There is no cure for arthritis, but several options exist for limiting the inflammation and pain. Applying heat to painful joints, for example, can sometimes help relieve symptoms. In more serious cases, joint surgery, such as a hip or knee replacement, might be recommended. Another potentially beneficial treatment is the use of medications or supplements. 

A promising class of supplements for treating arthritis symptoms derive from turmeric, a ginger-like spice that comes from the root of a plant native to Southeast Asia. One of the active components of turmeric (that can be extracted from the plant) is a compound named curcumin, which is known to have anti-inflammatory properties.4 Recent research has shown that while turmeric on its own does not have much of an impact on arthritis pain, the curcumin extract can offer benefits for those suffering from arthritis. 

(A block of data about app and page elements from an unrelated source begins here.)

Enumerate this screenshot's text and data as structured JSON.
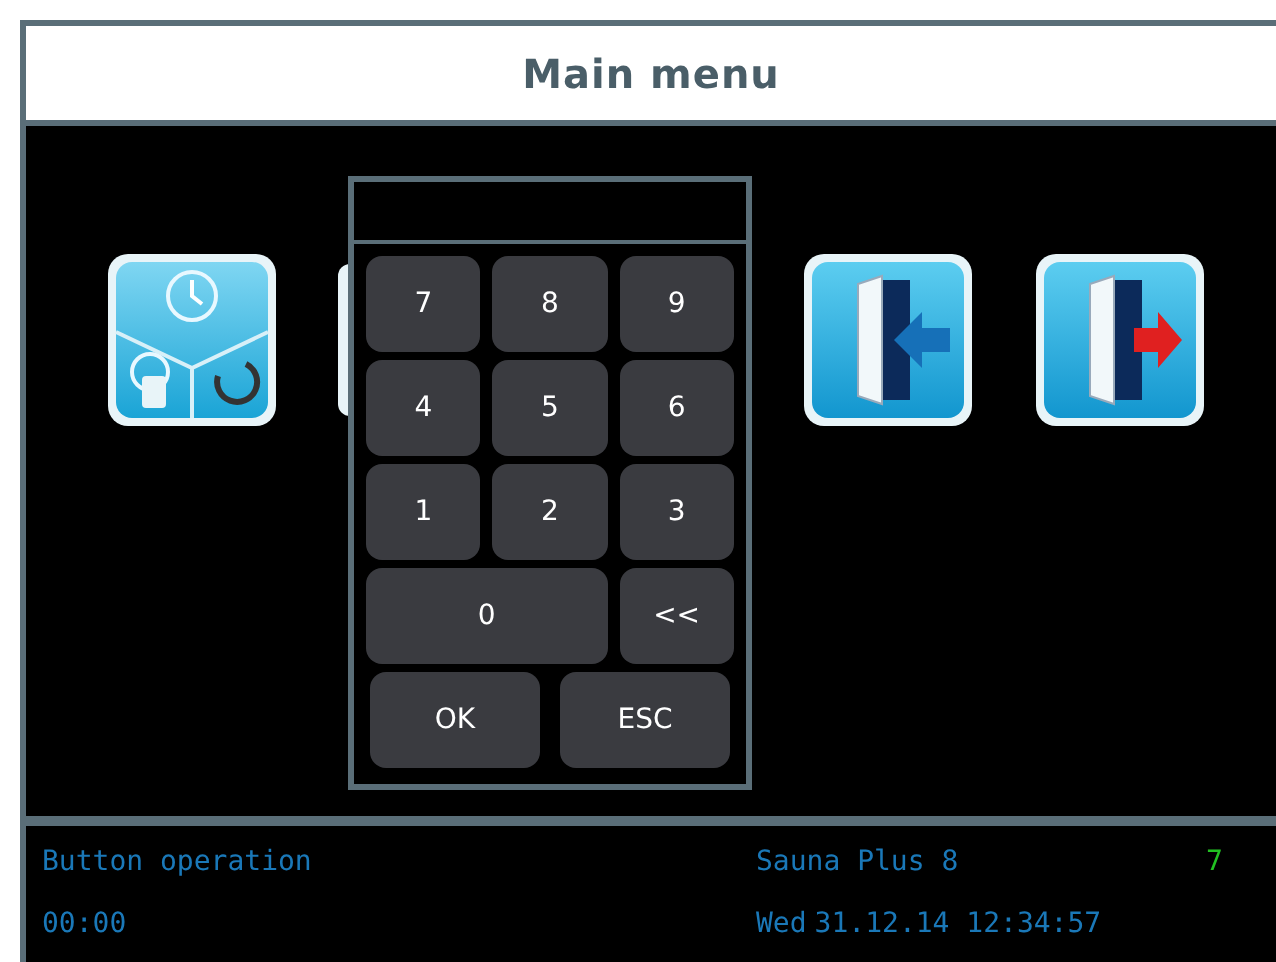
{
  "title": "Main menu",
  "menu_icons": [
    {
      "kind": "modes"
    },
    {
      "kind": "covered"
    },
    {
      "kind": "login"
    },
    {
      "kind": "logout"
    }
  ],
  "keypad": {
    "rows": [
      [
        {
          "label": "7",
          "kind": "key"
        },
        {
          "label": "8",
          "kind": "key"
        },
        {
          "label": "9",
          "kind": "key"
        }
      ],
      [
        {
          "label": "4",
          "kind": "key"
        },
        {
          "label": "5",
          "kind": "key"
        },
        {
          "label": "6",
          "kind": "key"
        }
      ],
      [
        {
          "label": "1",
          "kind": "key"
        },
        {
          "label": "2",
          "kind": "key"
        },
        {
          "label": "3",
          "kind": "key"
        }
      ],
      [
        {
          "label": "0",
          "kind": "wide"
        },
        {
          "label": "<<",
          "kind": "key"
        }
      ],
      [
        {
          "label": "OK",
          "kind": "half"
        },
        {
          "label": "ESC",
          "kind": "half"
        }
      ]
    ]
  },
  "status_bar": {
    "mode": "Button operation",
    "timer": "00:00",
    "device": "Sauna Plus 8",
    "indicator": "7",
    "day": "Wed",
    "datetime": "31.12.14 12:34:57"
  }
}
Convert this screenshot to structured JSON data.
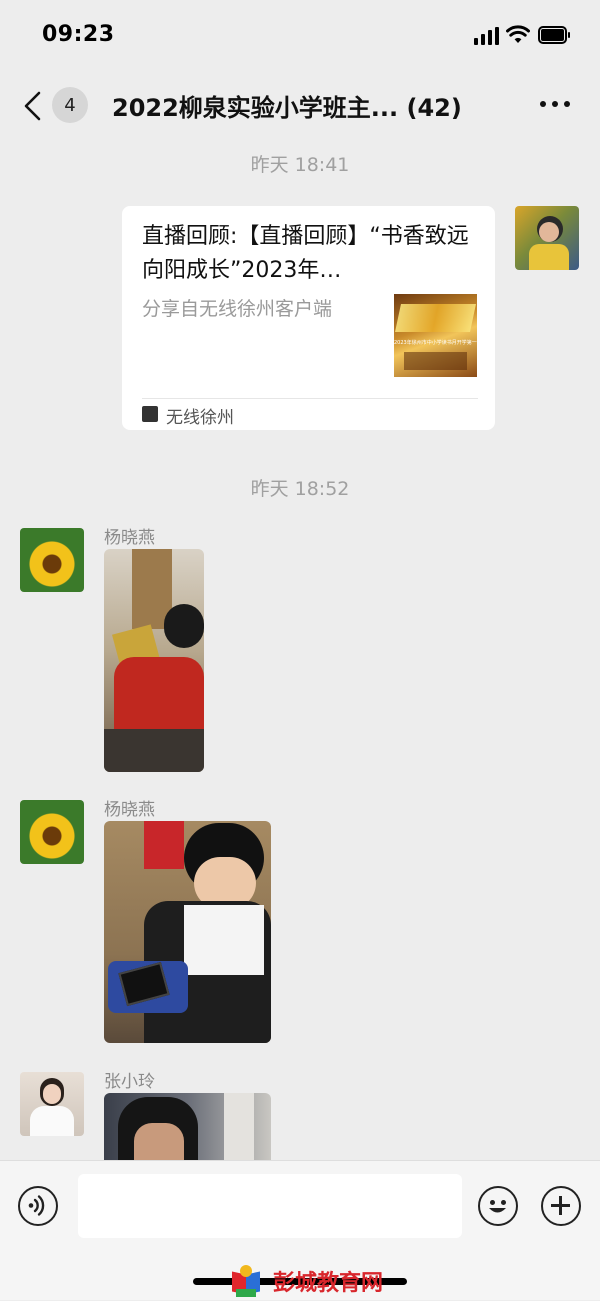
{
  "status_bar": {
    "time": "09:23"
  },
  "nav": {
    "back_count": "4",
    "title": "2022柳泉实验小学班主... (42)"
  },
  "messages": {
    "time_1": "昨天 18:41",
    "link_card": {
      "title": "直播回顾:【直播回顾】“书香致远 向阳成长”2023年…",
      "description": "分享自无线徐州客户端",
      "thumb_caption": "2023年徐州市中小学读书月开学第一课",
      "source": "无线徐州"
    },
    "time_2": "昨天 18:52",
    "sender_1": "杨晓燕",
    "sender_2": "杨晓燕",
    "sender_3": "张小玲"
  },
  "watermark": "彭城教育网",
  "colors": {
    "background": "#ededed",
    "card": "#ffffff",
    "watermark": "#d8262c"
  }
}
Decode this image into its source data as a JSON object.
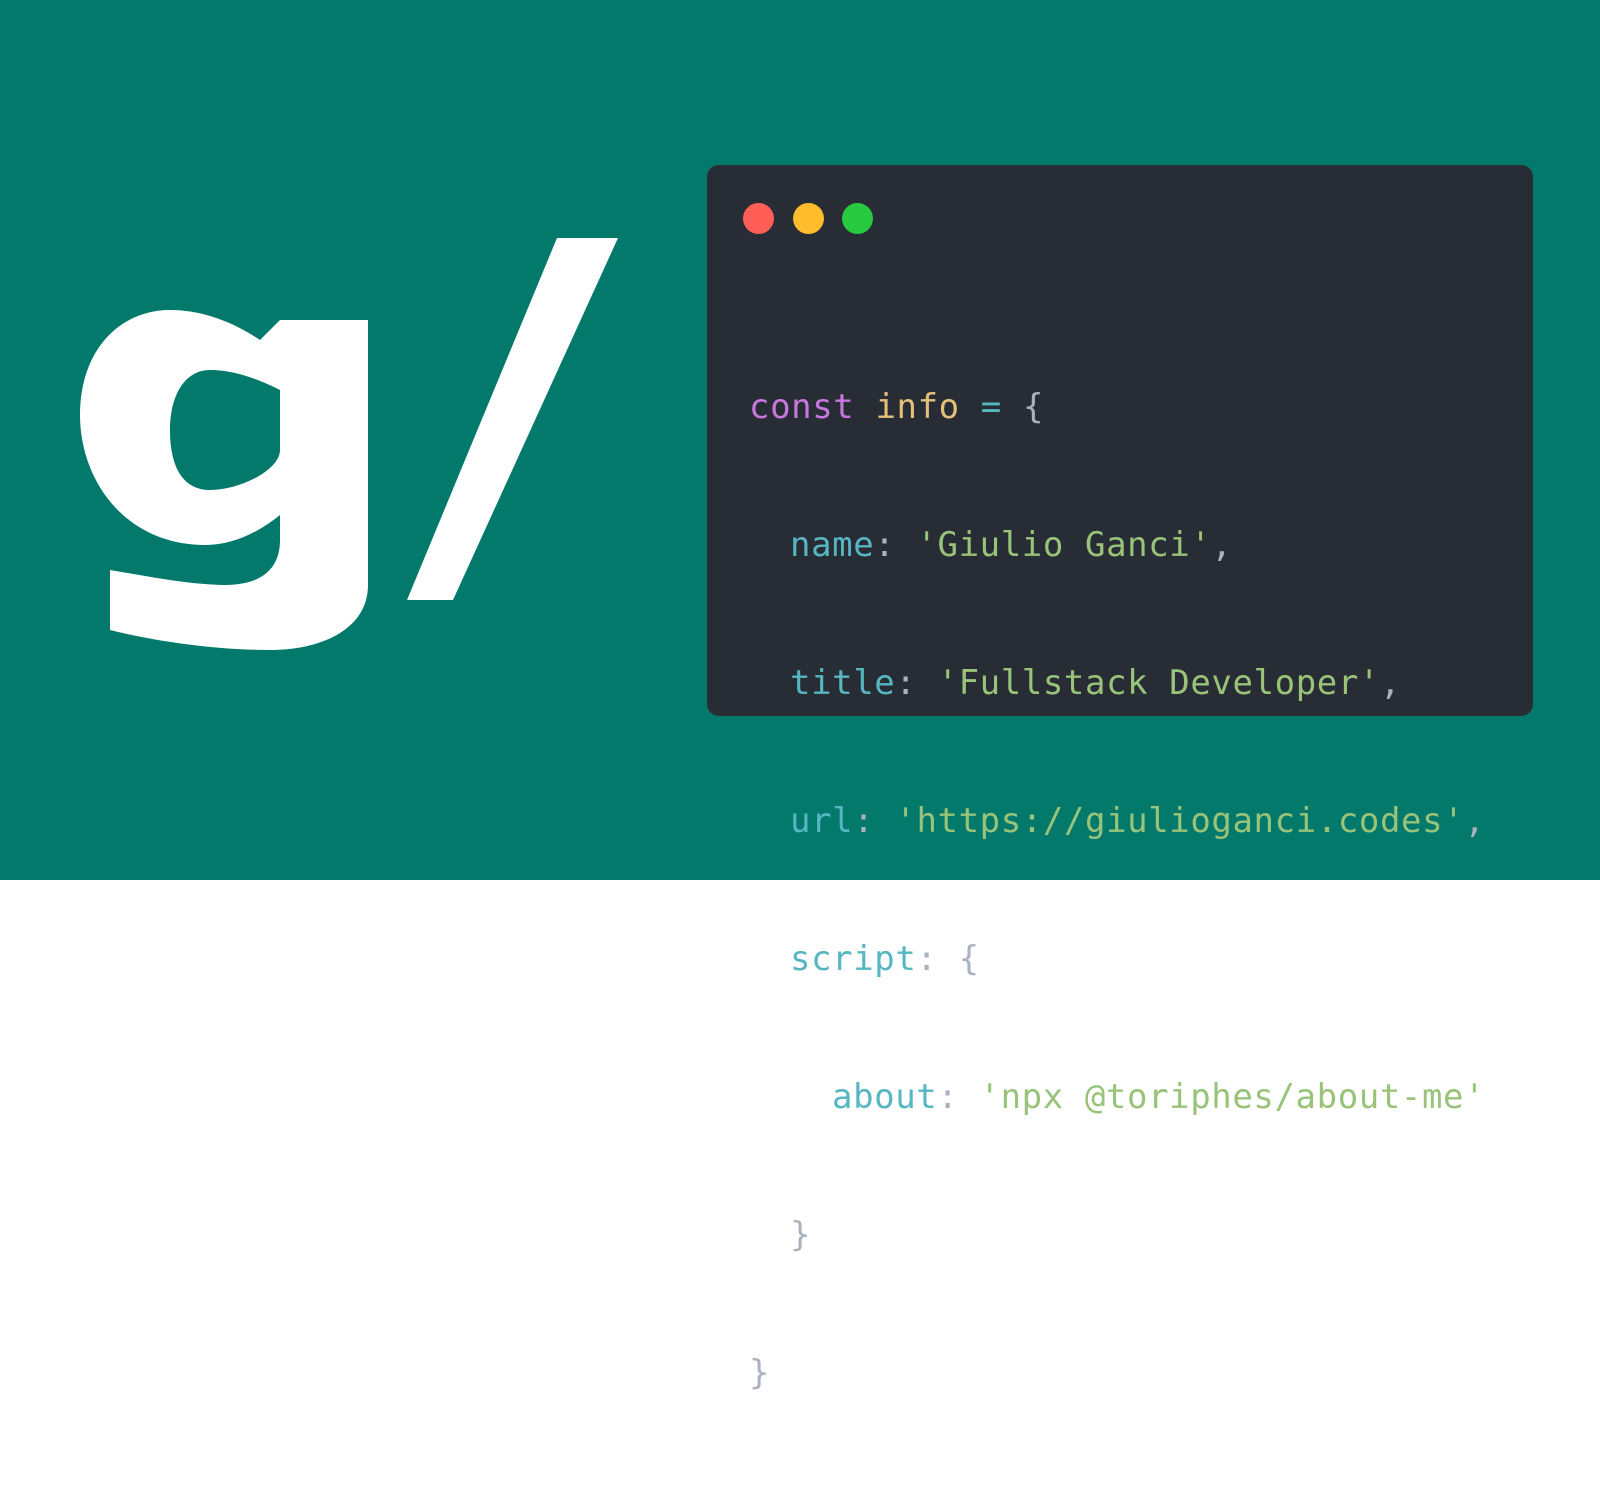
{
  "logo": {
    "text": "g/",
    "color": "#ffffff"
  },
  "colors": {
    "background": "#02796b",
    "window": "#282c35",
    "keyword": "#c678dd",
    "variable": "#e5c07b",
    "operator": "#56b6c2",
    "punctuation": "#abb2bf",
    "property": "#56b6c2",
    "string": "#98c379"
  },
  "window": {
    "buttons": [
      "red-close",
      "yellow-minimize",
      "green-maximize"
    ]
  },
  "code": {
    "line1": {
      "keyword": "const",
      "name": "info",
      "operator": "=",
      "brace": "{"
    },
    "line2": {
      "key": "name",
      "colon": ":",
      "value": "'Giulio Ganci'",
      "comma": ","
    },
    "line3": {
      "key": "title",
      "colon": ":",
      "value": "'Fullstack Developer'",
      "comma": ","
    },
    "line4": {
      "key": "url",
      "colon": ":",
      "value": "'https://giulioganci.codes'",
      "comma": ","
    },
    "line5": {
      "key": "script",
      "colon": ":",
      "brace": "{"
    },
    "line6": {
      "key": "about",
      "colon": ":",
      "value": "'npx @toriphes/about-me'"
    },
    "line7": {
      "brace": "}"
    },
    "line8": {
      "brace": "}"
    }
  }
}
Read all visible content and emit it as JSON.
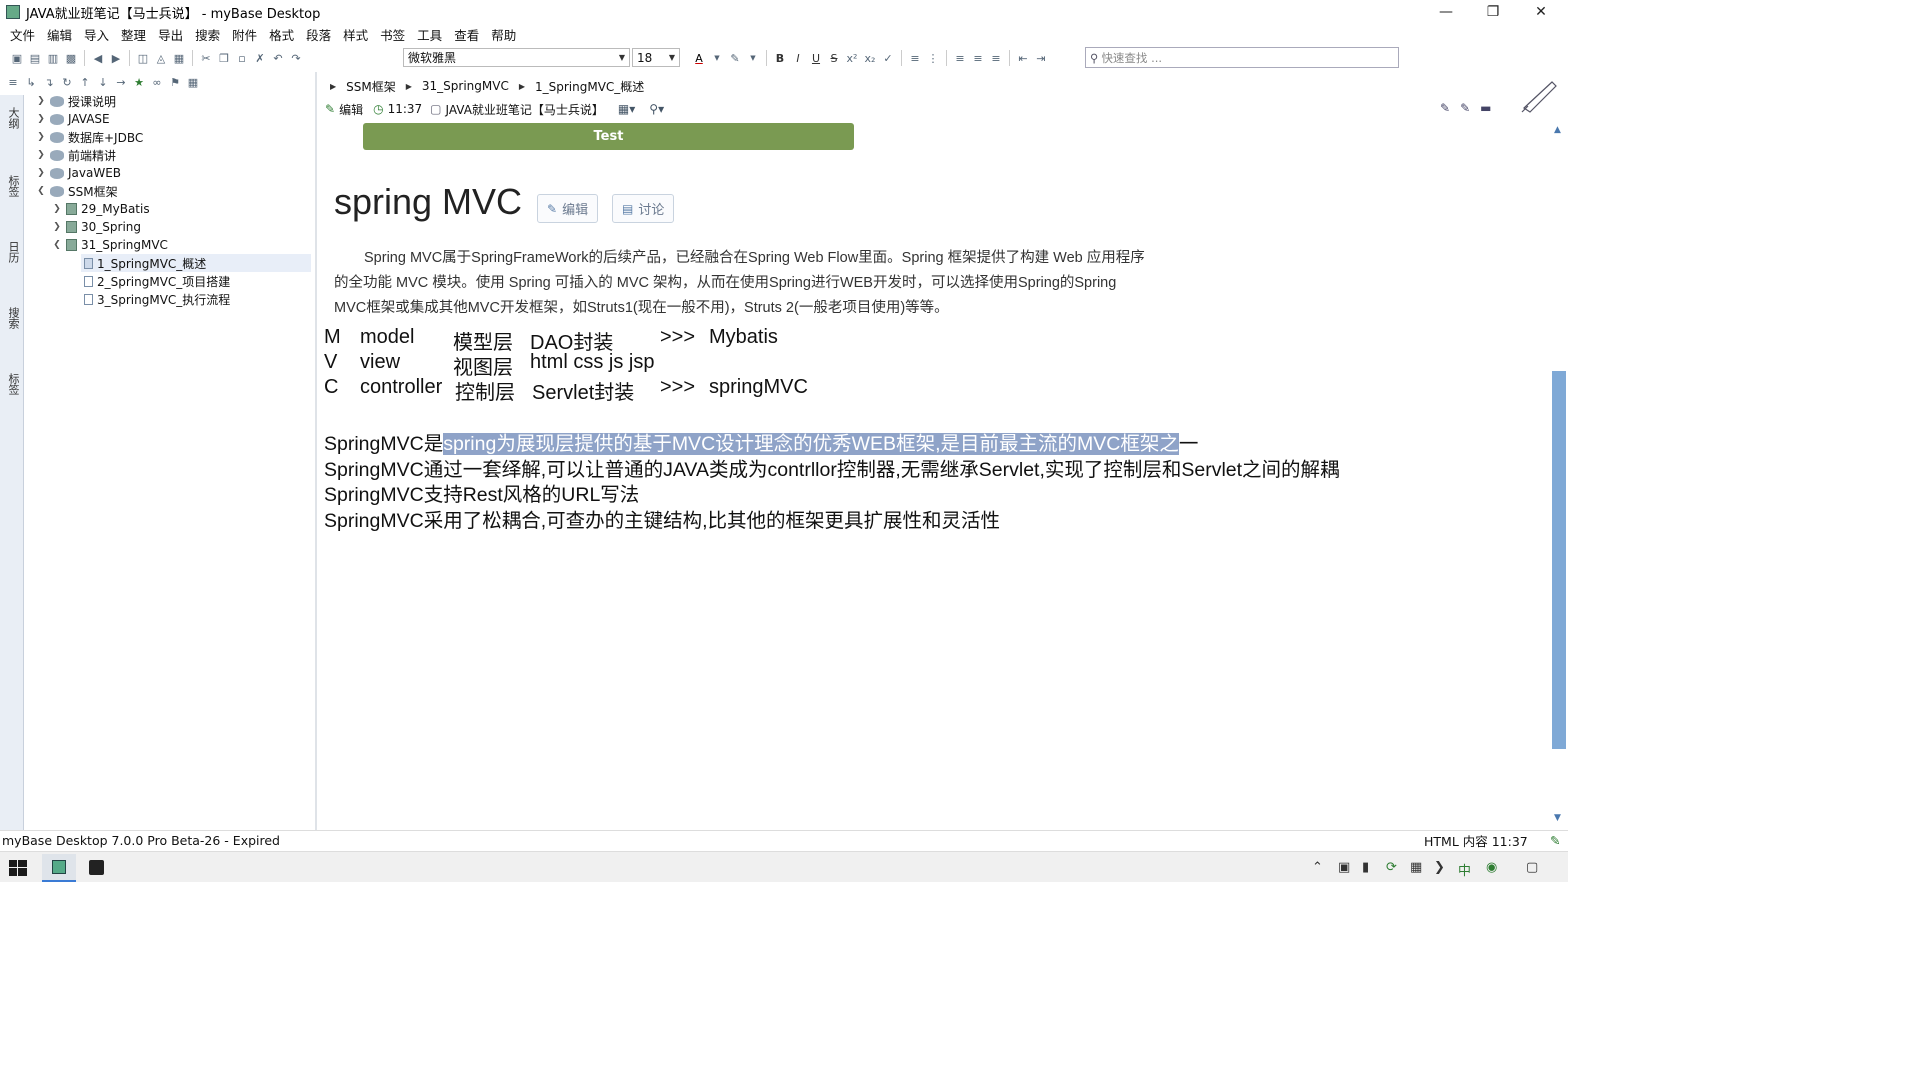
{
  "window": {
    "title": "JAVA就业班笔记【马士兵说】 - myBase Desktop"
  },
  "menu": [
    "文件",
    "编辑",
    "导入",
    "整理",
    "导出",
    "搜索",
    "附件",
    "格式",
    "段落",
    "样式",
    "书签",
    "工具",
    "查看",
    "帮助"
  ],
  "toolbar": {
    "font_name": "微软雅黑",
    "font_size": "18",
    "font_color_label": "A",
    "bold": "B",
    "italic": "I",
    "underline": "U",
    "strike": "S",
    "quick_search_placeholder": "快速查找 ..."
  },
  "vtabs": [
    "大纲",
    "标签",
    "日历",
    "搜索",
    "标签"
  ],
  "tree": [
    {
      "label": "授课说明",
      "level": 0,
      "expanded": false,
      "icon": "database-icon"
    },
    {
      "label": "JAVASE",
      "level": 0,
      "expanded": false,
      "icon": "database-icon"
    },
    {
      "label": "数据库+JDBC",
      "level": 0,
      "expanded": false,
      "icon": "database-icon"
    },
    {
      "label": "前端精讲",
      "level": 0,
      "expanded": false,
      "icon": "database-icon"
    },
    {
      "label": "JavaWEB",
      "level": 0,
      "expanded": false,
      "icon": "database-icon"
    },
    {
      "label": "SSM框架",
      "level": 0,
      "expanded": true,
      "icon": "database-icon"
    },
    {
      "label": "29_MyBatis",
      "level": 1,
      "expanded": false,
      "icon": "book-icon"
    },
    {
      "label": "30_Spring",
      "level": 1,
      "expanded": false,
      "icon": "book-icon"
    },
    {
      "label": "31_SpringMVC",
      "level": 1,
      "expanded": true,
      "icon": "book-icon"
    },
    {
      "label": "1_SpringMVC_概述",
      "level": 2,
      "selected": true,
      "icon": "page-icon"
    },
    {
      "label": "2_SpringMVC_项目搭建",
      "level": 2,
      "icon": "page-icon"
    },
    {
      "label": "3_SpringMVC_执行流程",
      "level": 2,
      "icon": "page-icon"
    }
  ],
  "breadcrumb": [
    "SSM框架",
    "31_SpringMVC",
    "1_SpringMVC_概述"
  ],
  "infobar": {
    "edit": "编辑",
    "time": "11:37",
    "notebook": "JAVA就业班笔记【马士兵说】"
  },
  "content": {
    "test_bar": "Test",
    "title": "spring MVC",
    "edit_button": "编辑",
    "discuss_button": "讨论",
    "intro_lines": [
      "Spring MVC属于SpringFrameWork的后续产品，已经融合在Spring Web Flow里面。Spring 框架提供了构建 Web 应用程序",
      "的全功能 MVC 模块。使用 Spring 可插入的 MVC 架构，从而在使用Spring进行WEB开发时，可以选择使用Spring的Spring",
      "MVC框架或集成其他MVC开发框架，如Struts1(现在一般不用)，Struts 2(一般老项目使用)等等。"
    ],
    "mvc_rows": [
      {
        "letter": "M",
        "name": "model",
        "layer": "模型层",
        "desc": "DAO封装",
        "arrow": ">>>",
        "tech": "Mybatis"
      },
      {
        "letter": "V",
        "name": "view",
        "layer": "视图层",
        "desc": "html css js  jsp",
        "arrow": "",
        "tech": ""
      },
      {
        "letter": "C",
        "name": "controller",
        "layer": "控制层",
        "desc": "Servlet封装",
        "arrow": ">>>",
        "tech": "springMVC"
      }
    ],
    "line1_prefix": "SpringMVC是",
    "line1_highlight": "spring为展现层提供的基于MVC设计理念的优秀WEB框架,是目前最主流的MVC框架之",
    "line1_suffix": "一",
    "line2": "SpringMVC通过一套绎解,可以让普通的JAVA类成为contrllor控制器,无需继承Servlet,实现了控制层和Servlet之间的解耦",
    "line3": "SpringMVC支持Rest风格的URL写法",
    "line4": "SpringMVC采用了松耦合,可查办的主键结构,比其他的框架更具扩展性和灵活性"
  },
  "status": {
    "left": "myBase Desktop 7.0.0 Pro Beta-26 - Expired",
    "right": "HTML 内容  11:37"
  },
  "colors": {
    "test_bar": "#7a9a52",
    "highlight": "#8fa3c8",
    "scroll_thumb": "#7fa9d6"
  }
}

In a 2019 study, researchers administered either a curcumin tablet or a dose of diclofenac, a nonsteroidal anti-inflammatory drug (NSAID), to participants with osteoarthritis.5 When compared with the diclofenac group, patients in the curcumin group showed a similar level in reduction of severe pain and their Knee Injury and Osteoarthritis Outcome Score (KOOS), a self-reported measure of the knee’s health and functionality. There was, however, a large discrepancy in the incidence of adverse effects between the two groups. During the trial, 28% of patients in the diclofenac group required H2 blockers, a type of medication that treats ulcers and prevents their return. A known side effect of NSAIDs is that they can increase the risk of gastric acid breaking through the mucosal lining of the stomach,6 and diclofenac, it turned out, was no different. Curcumin, on the other hand, did not cause this issue, and none of the patients in that group required H2 blockers. 

Part of the reason curcumin does not cause ulceration, compared to NSAIDs, is that they more specifically target the molecules associated with inflammation (and do not also interact with molecules involved in preventing ulcers). Researchers have found that curcumin blocks the expression of genes encoding pro-inflammatory mediators like IL-1β and TNF-α. Despite its ability to reduce inflammation, curcumin does not exert an effect on knee effusion7 – the composition of cartilage and the amount of fluid in the joint – which would represent a more direct treatment of osteoarthritis rather than treating the pain it causes. Regardless, turmeric supplements, provided they primarily contain the turmeric extract curcumin, are an exciting treatment option for arthritis-related pain, and further research into the effects of curcumin will better ensure that it can be used to help those suffering from arthritis. 


1. Types of Arthritis Pain | Arthritis Foundation. https://www.arthritis.org/health-wellness/healthy-living/managing-pain/understanding-pain/sources-of-arthritis-pain. 

2. Arthritis. Centers for Disease Control and Prevention https://www.cdc.gov/chronicdisease/resources/publications/factsheets/arthritis.htm (2021). 

3. Osteoarthritis. https://www.who.int/news-room/fact-sheets/detail/osteoarthritis. 

4. Kocaadam, B. & Şanlier, N. Curcumin, an active component of turmeric (Curcuma longa), and its effects on health. Crit Rev Food Sci Nutr 57, 2889–2895 (2017), DOI: 10.1080/10408398.2015.1077195 

5. Shep, D., Khanwelkar, C., Gade, P. & Karad, S. Safety and efficacy of curcumin versus diclofenac in knee osteoarthritis: a randomized open-label parallel-arm study. Trials 20, 214 (2019), DOI: 10.1186/s13063-019-3327-2 

6. Wallace, J. L. How do NSAIDs cause ulcer disease? Baillieres Best Pract Res Clin Gastroenterol 14, 147–159 (2000), DOI: 10.1053/bega.1999.0065 

7. Wang, Z. et al. Effectiveness of Curcuma longa Extract for the Treatment of Symptoms and Effusion-Synovitis of Knee Osteoarthritis : A Randomized Trial. Ann Intern Med 173, 861–869 (2020), DOI: 10.7326/M20-0990